What you need to do: Which lines in the data contain the word "Cari"? Please copy each of them.

Task material:
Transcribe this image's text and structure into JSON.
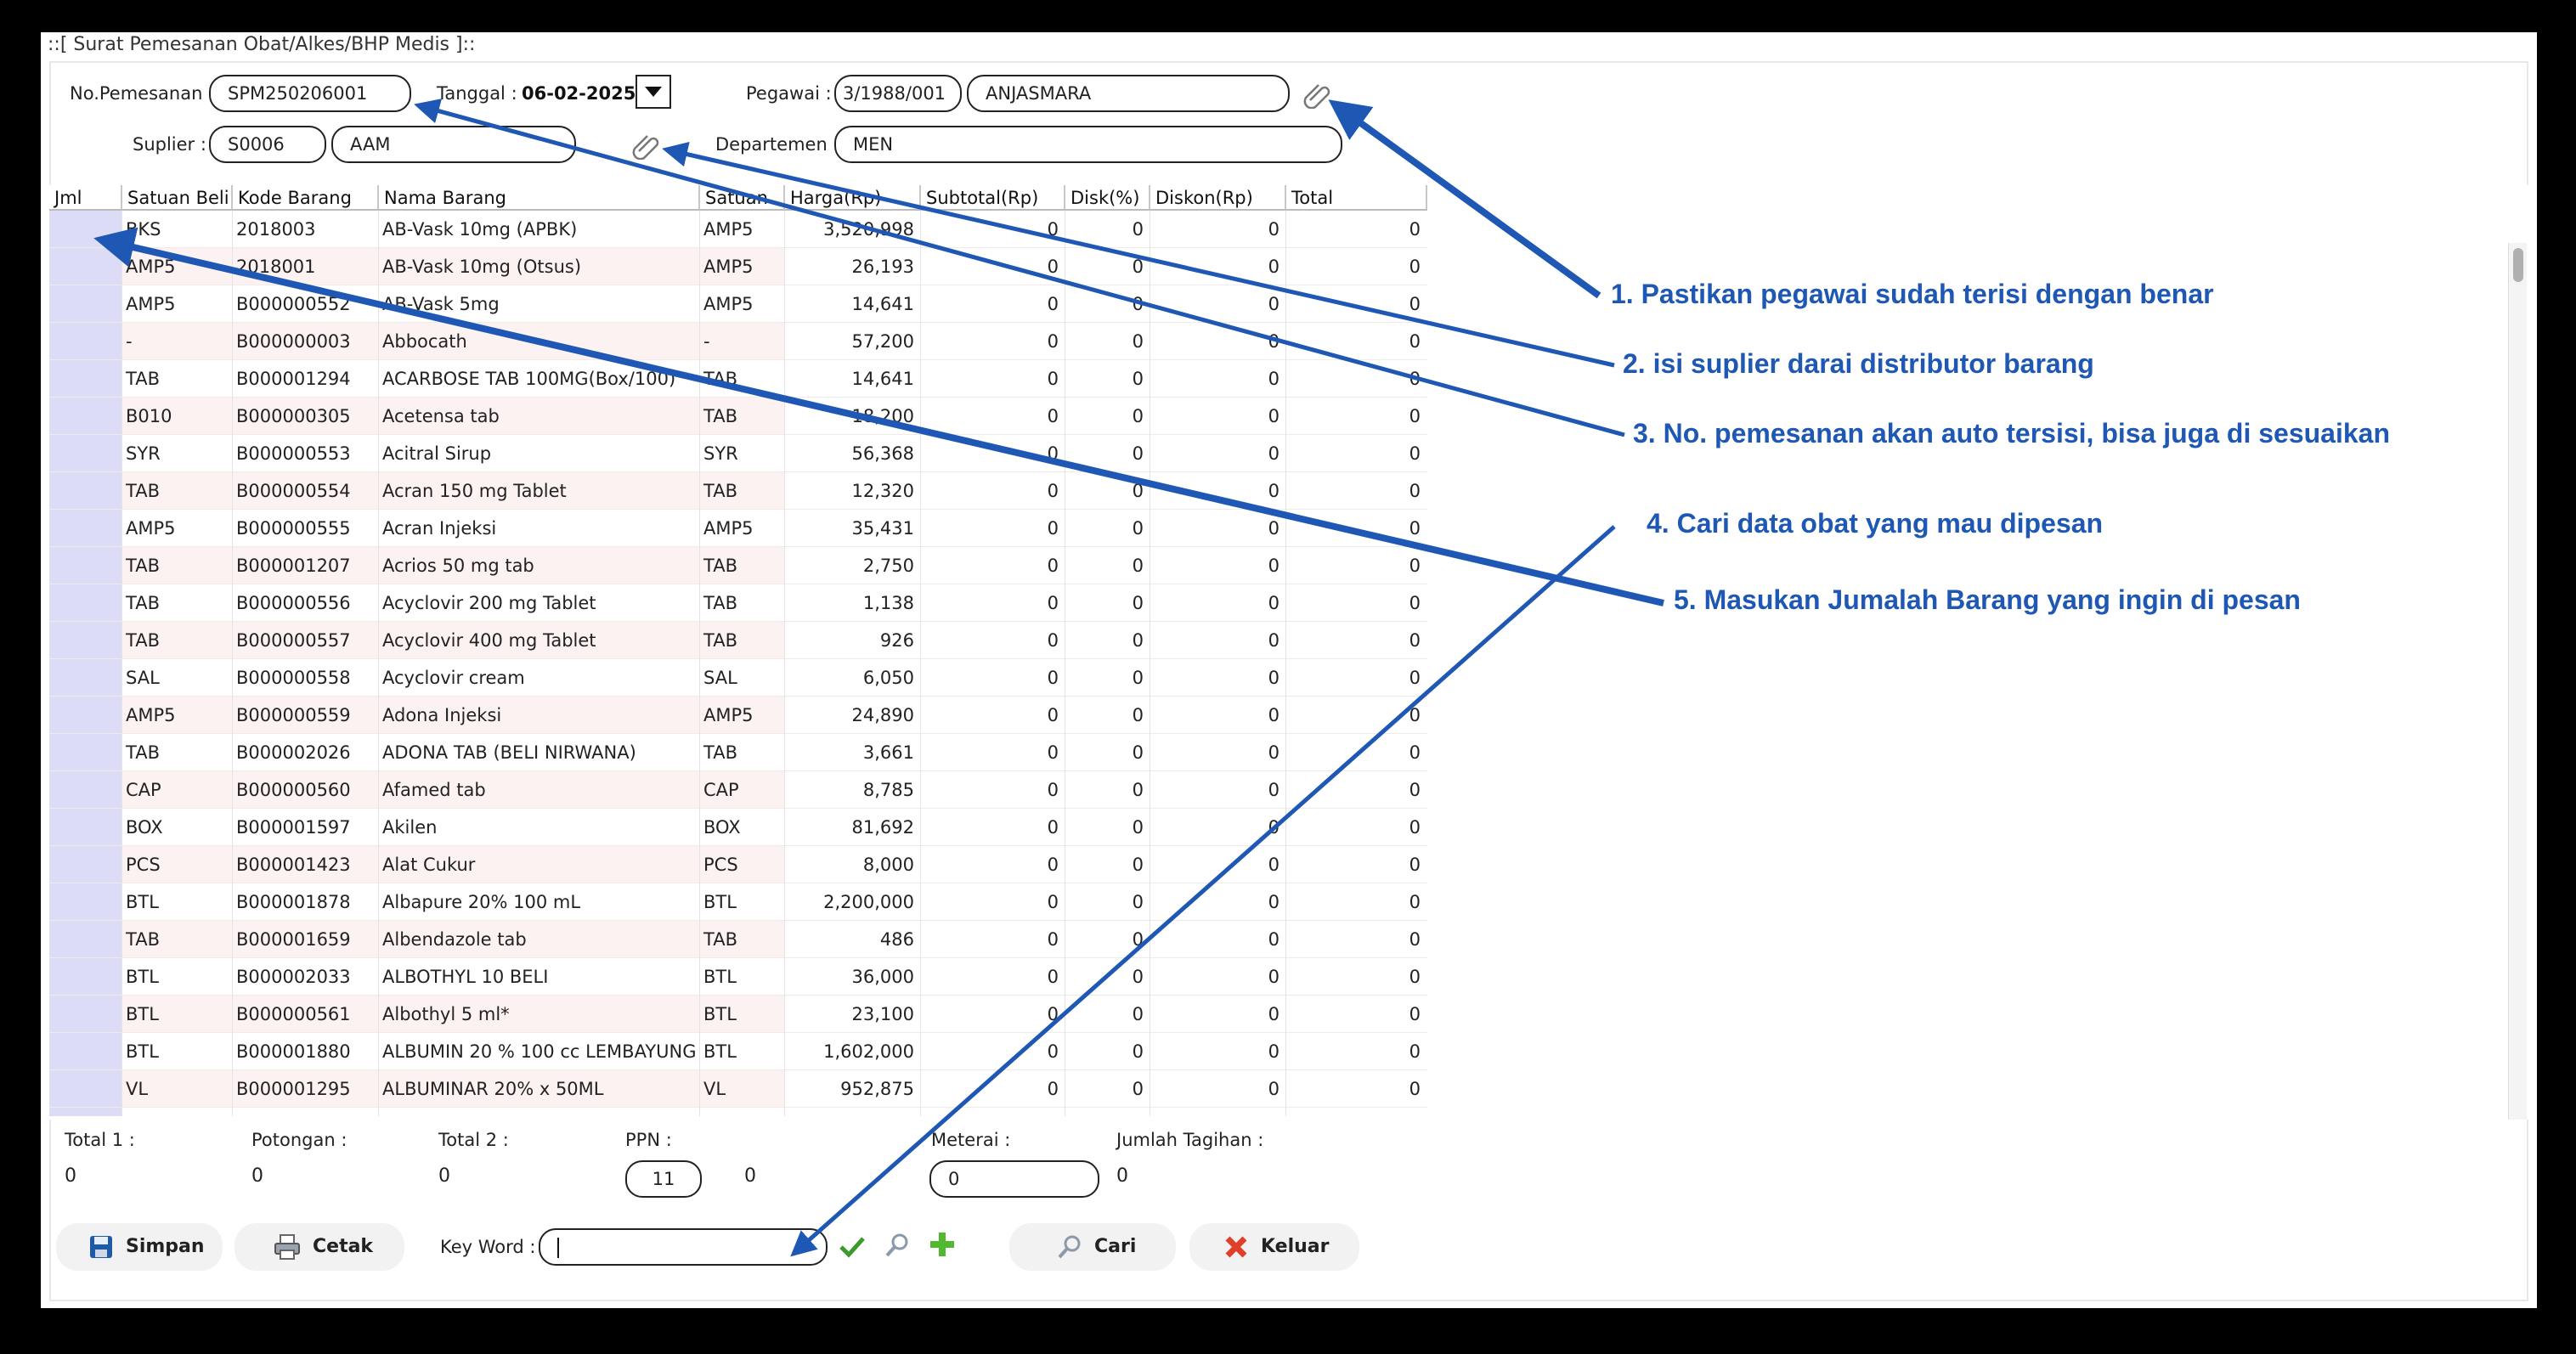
{
  "window": {
    "title": "::[ Surat Pemesanan Obat/Alkes/BHP Medis ]::"
  },
  "form": {
    "no_pemesanan_label": "No.Pemesanan :",
    "no_pemesanan_value": "SPM250206001",
    "tanggal_label": "Tanggal :",
    "tanggal_value": "06-02-2025",
    "pegawai_label": "Pegawai :",
    "pegawai_code": "3/1988/001",
    "pegawai_name": "ANJASMARA",
    "suplier_label": "Suplier :",
    "suplier_code": "S0006",
    "suplier_name": "AAM",
    "departemen_label": "Departemen :",
    "departemen_value": "MEN"
  },
  "table": {
    "columns": [
      "Jml",
      "Satuan Beli",
      "Kode Barang",
      "Nama Barang",
      "Satuan",
      "Harga(Rp)",
      "Subtotal(Rp)",
      "Disk(%)",
      "Diskon(Rp)",
      "Total"
    ],
    "rows": [
      {
        "satuan_beli": "BKS",
        "kode": "2018003",
        "nama": "AB-Vask 10mg (APBK)",
        "satuan": "AMP5",
        "harga": "3,520,998",
        "subtotal": "0",
        "disk": "0",
        "diskon": "0",
        "total": "0"
      },
      {
        "satuan_beli": "AMP5",
        "kode": "2018001",
        "nama": "AB-Vask 10mg (Otsus)",
        "satuan": "AMP5",
        "harga": "26,193",
        "subtotal": "0",
        "disk": "0",
        "diskon": "0",
        "total": "0"
      },
      {
        "satuan_beli": "AMP5",
        "kode": "B000000552",
        "nama": "AB-Vask 5mg",
        "satuan": "AMP5",
        "harga": "14,641",
        "subtotal": "0",
        "disk": "0",
        "diskon": "0",
        "total": "0"
      },
      {
        "satuan_beli": "-",
        "kode": "B000000003",
        "nama": "Abbocath",
        "satuan": "-",
        "harga": "57,200",
        "subtotal": "0",
        "disk": "0",
        "diskon": "0",
        "total": "0"
      },
      {
        "satuan_beli": "TAB",
        "kode": "B000001294",
        "nama": "ACARBOSE TAB 100MG(Box/100)",
        "satuan": "TAB",
        "harga": "14,641",
        "subtotal": "0",
        "disk": "0",
        "diskon": "0",
        "total": "0"
      },
      {
        "satuan_beli": "B010",
        "kode": "B000000305",
        "nama": "Acetensa tab",
        "satuan": "TAB",
        "harga": "18,200",
        "subtotal": "0",
        "disk": "0",
        "diskon": "0",
        "total": "0"
      },
      {
        "satuan_beli": "SYR",
        "kode": "B000000553",
        "nama": "Acitral Sirup",
        "satuan": "SYR",
        "harga": "56,368",
        "subtotal": "0",
        "disk": "0",
        "diskon": "0",
        "total": "0"
      },
      {
        "satuan_beli": "TAB",
        "kode": "B000000554",
        "nama": "Acran 150 mg Tablet",
        "satuan": "TAB",
        "harga": "12,320",
        "subtotal": "0",
        "disk": "0",
        "diskon": "0",
        "total": "0"
      },
      {
        "satuan_beli": "AMP5",
        "kode": "B000000555",
        "nama": "Acran Injeksi",
        "satuan": "AMP5",
        "harga": "35,431",
        "subtotal": "0",
        "disk": "0",
        "diskon": "0",
        "total": "0"
      },
      {
        "satuan_beli": "TAB",
        "kode": "B000001207",
        "nama": "Acrios 50 mg tab",
        "satuan": "TAB",
        "harga": "2,750",
        "subtotal": "0",
        "disk": "0",
        "diskon": "0",
        "total": "0"
      },
      {
        "satuan_beli": "TAB",
        "kode": "B000000556",
        "nama": "Acyclovir 200 mg Tablet",
        "satuan": "TAB",
        "harga": "1,138",
        "subtotal": "0",
        "disk": "0",
        "diskon": "0",
        "total": "0"
      },
      {
        "satuan_beli": "TAB",
        "kode": "B000000557",
        "nama": "Acyclovir 400 mg Tablet",
        "satuan": "TAB",
        "harga": "926",
        "subtotal": "0",
        "disk": "0",
        "diskon": "0",
        "total": "0"
      },
      {
        "satuan_beli": "SAL",
        "kode": "B000000558",
        "nama": "Acyclovir cream",
        "satuan": "SAL",
        "harga": "6,050",
        "subtotal": "0",
        "disk": "0",
        "diskon": "0",
        "total": "0"
      },
      {
        "satuan_beli": "AMP5",
        "kode": "B000000559",
        "nama": "Adona Injeksi",
        "satuan": "AMP5",
        "harga": "24,890",
        "subtotal": "0",
        "disk": "0",
        "diskon": "0",
        "total": "0"
      },
      {
        "satuan_beli": "TAB",
        "kode": "B000002026",
        "nama": "ADONA TAB (BELI NIRWANA)",
        "satuan": "TAB",
        "harga": "3,661",
        "subtotal": "0",
        "disk": "0",
        "diskon": "0",
        "total": "0"
      },
      {
        "satuan_beli": "CAP",
        "kode": "B000000560",
        "nama": "Afamed tab",
        "satuan": "CAP",
        "harga": "8,785",
        "subtotal": "0",
        "disk": "0",
        "diskon": "0",
        "total": "0"
      },
      {
        "satuan_beli": "BOX",
        "kode": "B000001597",
        "nama": "Akilen",
        "satuan": "BOX",
        "harga": "81,692",
        "subtotal": "0",
        "disk": "0",
        "diskon": "0",
        "total": "0"
      },
      {
        "satuan_beli": "PCS",
        "kode": "B000001423",
        "nama": "Alat Cukur",
        "satuan": "PCS",
        "harga": "8,000",
        "subtotal": "0",
        "disk": "0",
        "diskon": "0",
        "total": "0"
      },
      {
        "satuan_beli": "BTL",
        "kode": "B000001878",
        "nama": "Albapure 20% 100 mL",
        "satuan": "BTL",
        "harga": "2,200,000",
        "subtotal": "0",
        "disk": "0",
        "diskon": "0",
        "total": "0"
      },
      {
        "satuan_beli": "TAB",
        "kode": "B000001659",
        "nama": "Albendazole tab",
        "satuan": "TAB",
        "harga": "486",
        "subtotal": "0",
        "disk": "0",
        "diskon": "0",
        "total": "0"
      },
      {
        "satuan_beli": "BTL",
        "kode": "B000002033",
        "nama": "ALBOTHYL 10 BELI",
        "satuan": "BTL",
        "harga": "36,000",
        "subtotal": "0",
        "disk": "0",
        "diskon": "0",
        "total": "0"
      },
      {
        "satuan_beli": "BTL",
        "kode": "B000000561",
        "nama": "Albothyl 5 ml*",
        "satuan": "BTL",
        "harga": "23,100",
        "subtotal": "0",
        "disk": "0",
        "diskon": "0",
        "total": "0"
      },
      {
        "satuan_beli": "BTL",
        "kode": "B000001880",
        "nama": "ALBUMIN 20 % 100 cc LEMBAYUNG",
        "satuan": "BTL",
        "harga": "1,602,000",
        "subtotal": "0",
        "disk": "0",
        "diskon": "0",
        "total": "0"
      },
      {
        "satuan_beli": "VL",
        "kode": "B000001295",
        "nama": "ALBUMINAR 20% x 50ML",
        "satuan": "VL",
        "harga": "952,875",
        "subtotal": "0",
        "disk": "0",
        "diskon": "0",
        "total": "0"
      }
    ]
  },
  "summary": {
    "total1_label": "Total 1 :",
    "total1_value": "0",
    "potongan_label": "Potongan :",
    "potongan_value": "0",
    "total2_label": "Total 2 :",
    "total2_value": "0",
    "ppn_label": "PPN :",
    "ppn_input": "11",
    "ppn_value": "0",
    "meterai_label": "Meterai :",
    "meterai_input": "0",
    "tagihan_label": "Jumlah Tagihan :",
    "tagihan_value": "0"
  },
  "toolbar": {
    "simpan_label": "Simpan",
    "cetak_label": "Cetak",
    "keyword_label": "Key Word :",
    "keyword_value": "",
    "cari_label": "Cari",
    "keluar_label": "Keluar"
  },
  "annotations": [
    "1. Pastikan pegawai sudah terisi dengan benar",
    "2. isi suplier darai distributor barang",
    "3. No. pemesanan akan auto tersisi, bisa juga di sesuaikan",
    "4. Cari data obat yang mau dipesan",
    "5. Masukan Jumalah Barang yang ingin di pesan"
  ],
  "colors": {
    "annotation": "#1e58b4",
    "jml_column": "#dcdcf7",
    "row_alt": "#fcf2f2"
  }
}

Answer area:
    "cari_label": "Cari",
    "4. Cari data obat yang mau dipesan",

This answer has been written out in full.